St. Petersburg, Russia
St. Petersburg, once the capital of Russia, was founded in the eighteenth century with the purpose of bridging the gap between the modern and rapidly evolving European nations to its west and the traditional culture of Russia that prevailed to its east. Although no longer the capital, St. Petersburg still serves as a link between the modern and the traditional. In an annual festival held between May and June, the city hosts stars renowned for both classical arts and popular music.
Known as The White Nights Festival, the roughly month-long event is a highly orchestrated arts festival of monumental proportions. It is especially popular for its classical performances, including world-renowned orchestras, opera, and ballet. Shows are put on twice each day for the duration of the festival, offering attendees a unique opportunity to see a variety of famous works and performers.
While classical arts are on display at the Mariinsky Theatre or Concert Hall, their modern counterparts are hosted in the city’s Palace Square. This historic site, adjacent to buildings that once housed Russia’s leaders, is converted into an open-air venue for the White Nights Festival. Popular artists from around the world are invited to perform, and previous festivals have hosted performers of a variety of styles and genres, ranging from Paul McCartney to Shakira. The Palace Square Stage is another symbol of the two artistic worlds that the White Nights bring together, placing modern artists alongside the Alexander Column, a monument commemorating a very different period of Russia’s past.

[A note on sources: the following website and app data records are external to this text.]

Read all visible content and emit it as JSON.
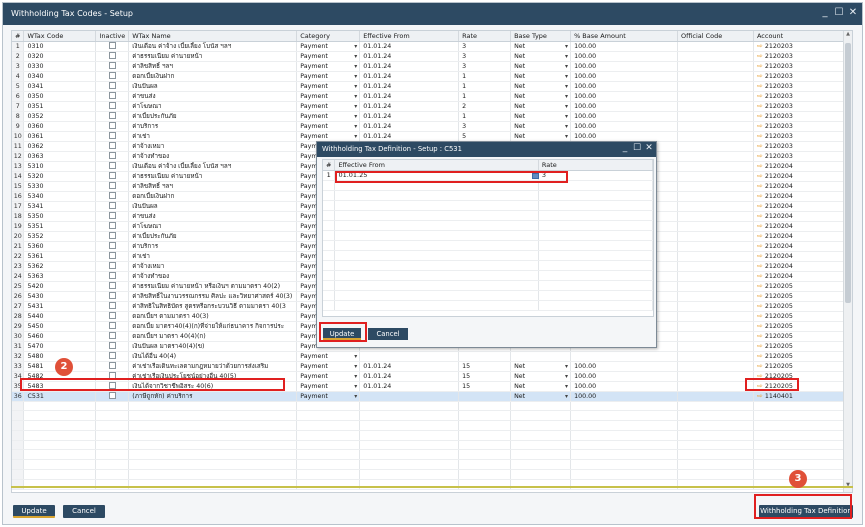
{
  "window": {
    "title": "Withholding Tax Codes - Setup"
  },
  "columns": [
    "#",
    "WTax Code",
    "Inactive",
    "WTax Name",
    "Category",
    "Effective From",
    "Rate",
    "Base Type",
    "% Base Amount",
    "Official Code",
    "Account"
  ],
  "rows": [
    {
      "n": "1",
      "code": "0310",
      "name": "เงินเดือน ค่าจ้าง เบี้ยเลี้ยง โบนัส ฯลฯ",
      "cat": "Payment",
      "eff": "01.01.24",
      "rate": "3",
      "base": "Net",
      "pct": "100.00",
      "acc": "2120203"
    },
    {
      "n": "2",
      "code": "0320",
      "name": "ค่าธรรมเนียม ค่านายหน้า",
      "cat": "Payment",
      "eff": "01.01.24",
      "rate": "3",
      "base": "Net",
      "pct": "100.00",
      "acc": "2120203"
    },
    {
      "n": "3",
      "code": "0330",
      "name": "ค่าลิขสิทธิ์ ฯลฯ",
      "cat": "Payment",
      "eff": "01.01.24",
      "rate": "3",
      "base": "Net",
      "pct": "100.00",
      "acc": "2120203"
    },
    {
      "n": "4",
      "code": "0340",
      "name": "ดอกเบี้ยเงินฝาก",
      "cat": "Payment",
      "eff": "01.01.24",
      "rate": "1",
      "base": "Net",
      "pct": "100.00",
      "acc": "2120203"
    },
    {
      "n": "5",
      "code": "0341",
      "name": "เงินปันผล",
      "cat": "Payment",
      "eff": "01.01.24",
      "rate": "1",
      "base": "Net",
      "pct": "100.00",
      "acc": "2120203"
    },
    {
      "n": "6",
      "code": "0350",
      "name": "ค่าขนส่ง",
      "cat": "Payment",
      "eff": "01.01.24",
      "rate": "1",
      "base": "Net",
      "pct": "100.00",
      "acc": "2120203"
    },
    {
      "n": "7",
      "code": "0351",
      "name": "ค่าโฆษณา",
      "cat": "Payment",
      "eff": "01.01.24",
      "rate": "2",
      "base": "Net",
      "pct": "100.00",
      "acc": "2120203"
    },
    {
      "n": "8",
      "code": "0352",
      "name": "ค่าเบี้ยประกันภัย",
      "cat": "Payment",
      "eff": "01.01.24",
      "rate": "1",
      "base": "Net",
      "pct": "100.00",
      "acc": "2120203"
    },
    {
      "n": "9",
      "code": "0360",
      "name": "ค่าบริการ",
      "cat": "Payment",
      "eff": "01.01.24",
      "rate": "3",
      "base": "Net",
      "pct": "100.00",
      "acc": "2120203"
    },
    {
      "n": "10",
      "code": "0361",
      "name": "ค่าเช่า",
      "cat": "Payment",
      "eff": "01.01.24",
      "rate": "5",
      "base": "Net",
      "pct": "100.00",
      "acc": "2120203"
    },
    {
      "n": "11",
      "code": "0362",
      "name": "ค่าจ้างเหมา",
      "cat": "Payment",
      "eff": "",
      "rate": "",
      "base": "",
      "pct": "",
      "acc": "2120203"
    },
    {
      "n": "12",
      "code": "0363",
      "name": "ค่าจ้างทำของ",
      "cat": "Payment",
      "eff": "",
      "rate": "",
      "base": "",
      "pct": "",
      "acc": "2120203"
    },
    {
      "n": "13",
      "code": "5310",
      "name": "เงินเดือน ค่าจ้าง เบี้ยเลี้ยง โบนัส ฯลฯ",
      "cat": "Payment",
      "eff": "",
      "rate": "",
      "base": "",
      "pct": "",
      "acc": "2120204"
    },
    {
      "n": "14",
      "code": "5320",
      "name": "ค่าธรรมเนียม ค่านายหน้า",
      "cat": "Payment",
      "eff": "",
      "rate": "",
      "base": "",
      "pct": "",
      "acc": "2120204"
    },
    {
      "n": "15",
      "code": "5330",
      "name": "ค่าลิขสิทธิ์ ฯลฯ",
      "cat": "Payment",
      "eff": "",
      "rate": "",
      "base": "",
      "pct": "",
      "acc": "2120204"
    },
    {
      "n": "16",
      "code": "5340",
      "name": "ดอกเบี้ยเงินฝาก",
      "cat": "Payment",
      "eff": "",
      "rate": "",
      "base": "",
      "pct": "",
      "acc": "2120204"
    },
    {
      "n": "17",
      "code": "5341",
      "name": "เงินปันผล",
      "cat": "Payment",
      "eff": "",
      "rate": "",
      "base": "",
      "pct": "",
      "acc": "2120204"
    },
    {
      "n": "18",
      "code": "5350",
      "name": "ค่าขนส่ง",
      "cat": "Payment",
      "eff": "",
      "rate": "",
      "base": "",
      "pct": "",
      "acc": "2120204"
    },
    {
      "n": "19",
      "code": "5351",
      "name": "ค่าโฆษณา",
      "cat": "Payment",
      "eff": "",
      "rate": "",
      "base": "",
      "pct": "",
      "acc": "2120204"
    },
    {
      "n": "20",
      "code": "5352",
      "name": "ค่าเบี้ยประกันภัย",
      "cat": "Payment",
      "eff": "",
      "rate": "",
      "base": "",
      "pct": "",
      "acc": "2120204"
    },
    {
      "n": "21",
      "code": "5360",
      "name": "ค่าบริการ",
      "cat": "Payment",
      "eff": "",
      "rate": "",
      "base": "",
      "pct": "",
      "acc": "2120204"
    },
    {
      "n": "22",
      "code": "5361",
      "name": "ค่าเช่า",
      "cat": "Payment",
      "eff": "",
      "rate": "",
      "base": "",
      "pct": "",
      "acc": "2120204"
    },
    {
      "n": "23",
      "code": "5362",
      "name": "ค่าจ้างเหมา",
      "cat": "Payment",
      "eff": "",
      "rate": "",
      "base": "",
      "pct": "",
      "acc": "2120204"
    },
    {
      "n": "24",
      "code": "5363",
      "name": "ค่าจ้างทำของ",
      "cat": "Payment",
      "eff": "",
      "rate": "",
      "base": "",
      "pct": "",
      "acc": "2120204"
    },
    {
      "n": "25",
      "code": "5420",
      "name": "ค่าธรรมเนียม ค่านายหน้า หรือเงินฯ ตามมาตรา 40(2)",
      "cat": "Payment",
      "eff": "",
      "rate": "",
      "base": "",
      "pct": "",
      "acc": "2120205"
    },
    {
      "n": "26",
      "code": "5430",
      "name": "ค่าลิขสิทธิ์ในงานวรรณกรรม ศิลปะ และวิทยาศาสตร์ 40(3)",
      "cat": "Payment",
      "eff": "",
      "rate": "",
      "base": "",
      "pct": "",
      "acc": "2120205"
    },
    {
      "n": "27",
      "code": "5431",
      "name": "ค่าสิทธิในสิทธิบัตร สูตรหรือกระบวนวิธี ตามมาตรา 40(3",
      "cat": "Payment",
      "eff": "",
      "rate": "",
      "base": "",
      "pct": "",
      "acc": "2120205"
    },
    {
      "n": "28",
      "code": "5440",
      "name": "ดอกเบี้ยฯ ตามมาตรา 40(3)",
      "cat": "Payment",
      "eff": "",
      "rate": "",
      "base": "",
      "pct": "",
      "acc": "2120205"
    },
    {
      "n": "29",
      "code": "5450",
      "name": "ดอกเบี้ย มาตรา40(4)(ก)ที่จ่ายให้แก่ธนาคาร กิจการประ",
      "cat": "Payment",
      "eff": "",
      "rate": "",
      "base": "",
      "pct": "",
      "acc": "2120205"
    },
    {
      "n": "30",
      "code": "5460",
      "name": "ดอกเบี้ยฯ มาตรา 40(4)(ก)",
      "cat": "Payment",
      "eff": "",
      "rate": "",
      "base": "",
      "pct": "",
      "acc": "2120205"
    },
    {
      "n": "31",
      "code": "5470",
      "name": "เงินปันผล มาตรา40(4)(ข)",
      "cat": "Payment",
      "eff": "",
      "rate": "",
      "base": "",
      "pct": "",
      "acc": "2120205"
    },
    {
      "n": "32",
      "code": "5480",
      "name": "เงินได้อื่น 40(4)",
      "cat": "Payment",
      "eff": "",
      "rate": "",
      "base": "",
      "pct": "",
      "acc": "2120205"
    },
    {
      "n": "33",
      "code": "5481",
      "name": "ค่าเช่าเรือเดินทะเลตามกฎหมายว่าด้วยการส่งเสริม",
      "cat": "Payment",
      "eff": "01.01.24",
      "rate": "15",
      "base": "Net",
      "pct": "100.00",
      "acc": "2120205"
    },
    {
      "n": "34",
      "code": "5482",
      "name": "ค่าเช่าเรือเงินประโยชน์อย่างอื่น 40(5)",
      "cat": "Payment",
      "eff": "01.01.24",
      "rate": "15",
      "base": "Net",
      "pct": "100.00",
      "acc": "2120205"
    },
    {
      "n": "35",
      "code": "5483",
      "name": "เงินได้จากวิชาชีพอิสระ 40(6)",
      "cat": "Payment",
      "eff": "01.01.24",
      "rate": "15",
      "base": "Net",
      "pct": "100.00",
      "acc": "2120205"
    },
    {
      "n": "36",
      "code": "C531",
      "name": "(ภาษีถูกหัก) ค่าบริการ",
      "cat": "Payment",
      "eff": "",
      "rate": "",
      "base": "Net",
      "pct": "100.00",
      "acc": "1140401"
    }
  ],
  "buttons": {
    "update": "Update",
    "cancel": "Cancel",
    "wtd": "Withholding Tax Definition"
  },
  "badges": {
    "b2": "2",
    "b3": "3"
  },
  "dialog": {
    "title": "Withholding Tax Definition - Setup : C531",
    "col_num": "#",
    "col_eff": "Effective From",
    "col_rate": "Rate",
    "row_num": "1",
    "row_eff": "01.01.25",
    "row_rate": "3",
    "update": "Update",
    "cancel": "Cancel"
  },
  "colors": {
    "titlebar": "#2d4a63",
    "highlight": "#e02020",
    "selected_row": "#d3e4f6",
    "account_arrow": "#e8a33a"
  }
}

The White Nights also include a number of less formal but equally popular events. As the festivities grew, various districts throughout St. Petersburg began hosting their own carnivals. In addition to general attractions and celebrations, many districts also emphasize the city’s history, specifically the period of the tsars that utilized St. Petersburg as their capital. Actors in costume perform both traditional reenactments and artistic interpretations of historical events; similar events also take place on the Palace Square Stage between other events. Amid the heavy traffic that the White Nights bring are horse-drawn carriages in the eighteenth-century style. As the city recognizes and celebrates the best of modern artistry, it also gives visitors the opportunity to appreciate its culture and history.

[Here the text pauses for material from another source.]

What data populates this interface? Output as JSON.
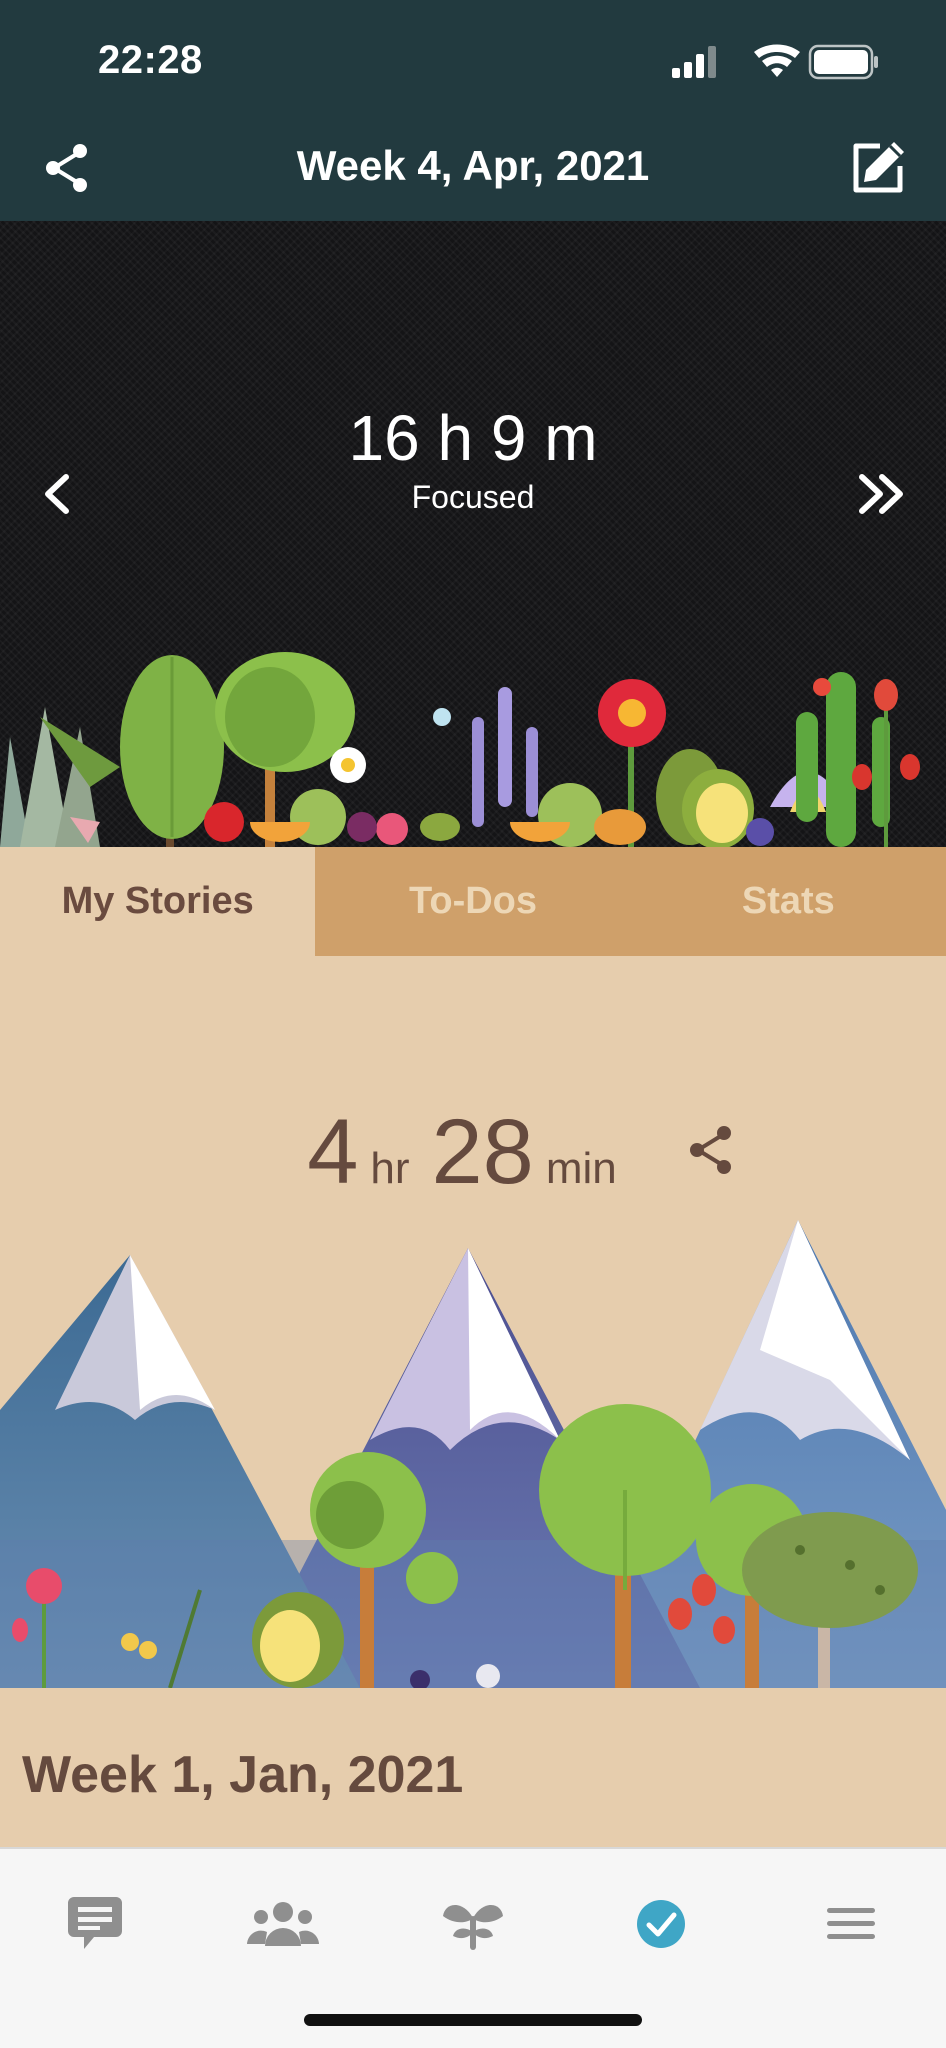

Even after the White Nights Festival begins to wrap up for the year, events continue being held and performances are still given. The festival season is not strictly defined; nevertheless, most consider it to end with one of the city’s favorite traditions: Scarlet Sails. The practice evolved from a love story by Russian author Alexander Grin, which bears the same title as the now annual event that it inspired. The Scarlet Sails have coincided with the end of the school year since the end of the Second World War, and have become a trademark of the White Nights.

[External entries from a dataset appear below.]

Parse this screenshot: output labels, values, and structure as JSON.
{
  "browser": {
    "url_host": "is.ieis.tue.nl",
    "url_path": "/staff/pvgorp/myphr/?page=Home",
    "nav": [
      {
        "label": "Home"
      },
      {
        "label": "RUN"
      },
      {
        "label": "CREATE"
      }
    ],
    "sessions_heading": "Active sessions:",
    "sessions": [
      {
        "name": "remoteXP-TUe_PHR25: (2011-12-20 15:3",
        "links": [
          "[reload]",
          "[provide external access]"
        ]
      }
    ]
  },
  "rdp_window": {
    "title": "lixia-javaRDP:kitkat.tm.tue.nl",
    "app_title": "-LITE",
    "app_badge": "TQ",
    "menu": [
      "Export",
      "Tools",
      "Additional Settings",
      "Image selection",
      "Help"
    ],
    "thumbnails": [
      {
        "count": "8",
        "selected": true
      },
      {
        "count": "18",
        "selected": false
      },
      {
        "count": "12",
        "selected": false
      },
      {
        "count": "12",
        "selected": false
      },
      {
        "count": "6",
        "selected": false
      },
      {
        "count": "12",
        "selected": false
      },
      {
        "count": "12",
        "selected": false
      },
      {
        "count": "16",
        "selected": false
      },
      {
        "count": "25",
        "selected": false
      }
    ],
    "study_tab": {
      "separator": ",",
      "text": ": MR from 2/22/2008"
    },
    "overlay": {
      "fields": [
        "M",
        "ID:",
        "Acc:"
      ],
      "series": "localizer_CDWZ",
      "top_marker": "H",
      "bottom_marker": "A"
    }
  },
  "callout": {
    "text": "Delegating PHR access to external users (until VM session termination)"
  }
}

The tradition involves ships equipped with vibrant scarlet sails navigating along St. Petersburg’s main waterways. The display is accompanied by complex fireworks and pyrotechnics as well as the orchestral music and opera that draw many of the White Nights visitors. It is yet another example of the city’s continuing role as a link between modernity and tradition.
Tags: Alexander Grin, Ballet, Culture, Customs, Mariinsky, Mariinsky Concert Hall, Mariinsky Theatre, Music, Opera, Orchestra, Palace Square, Palace Square Stage, Reenactment, Russia, Scarlet Sails, St. Petersburg, Tsar, White Nights